Semiparametric models consist of an easily interpreted parametric
component plus a nonparametric "nuisance" component. The astounding
flexibility of these models makes them ideal for many statistical
applications, including econometrics, survival analysis and
genetics. In this talk, we consider two related Monte Carlo methods
for inference in semiparametric models.
For the first method, we consider frequentist inference for the parametric component separately from the nuisance parameter based on sampling from the posterior of the profile likelihood. It is proved that this procedure gives a first order correct approximation to the maximum likelihood estimator of the parametric component and consistent estimation of the associated efficient Fisher information, without computing derivatives or employing complicated numerical approximations. The sampler is useful, in particular, when the nuisance parameter is not estimable at the parametric rate.

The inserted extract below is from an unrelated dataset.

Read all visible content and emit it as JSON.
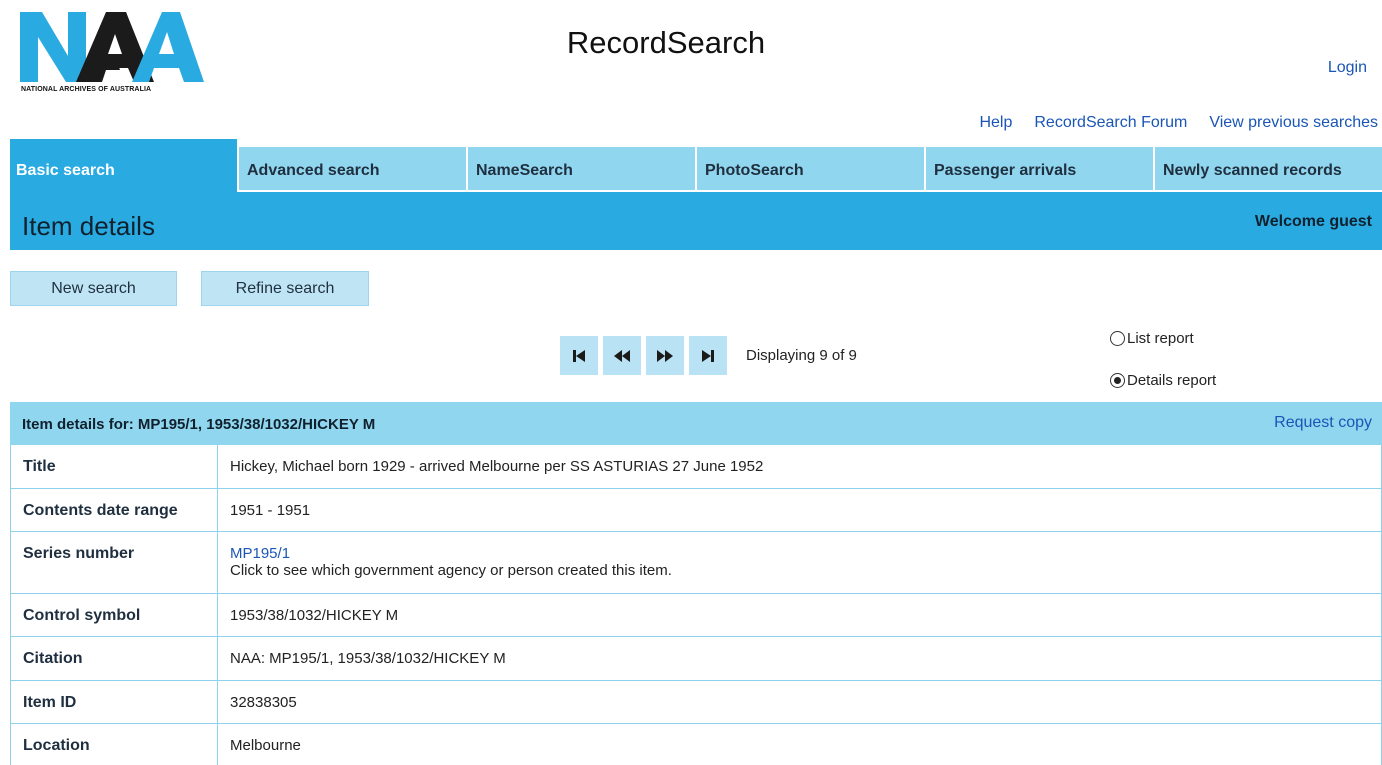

For the second method, we take the output from the first method and plug it into a suitable randomly reweighted likelihood. The resulting random objective functions are then maximized over the nuisance parameter to obtain "piggyback" bootstraps of the nonparametric component. This second procedure is only applicable when the nuisance parameter converges at the parametric rate. We verify that the resulting bootstrap procedure is consistent and demonstrate the approach with simulation studies and several examples, including both survival analysis and biased sampling applications.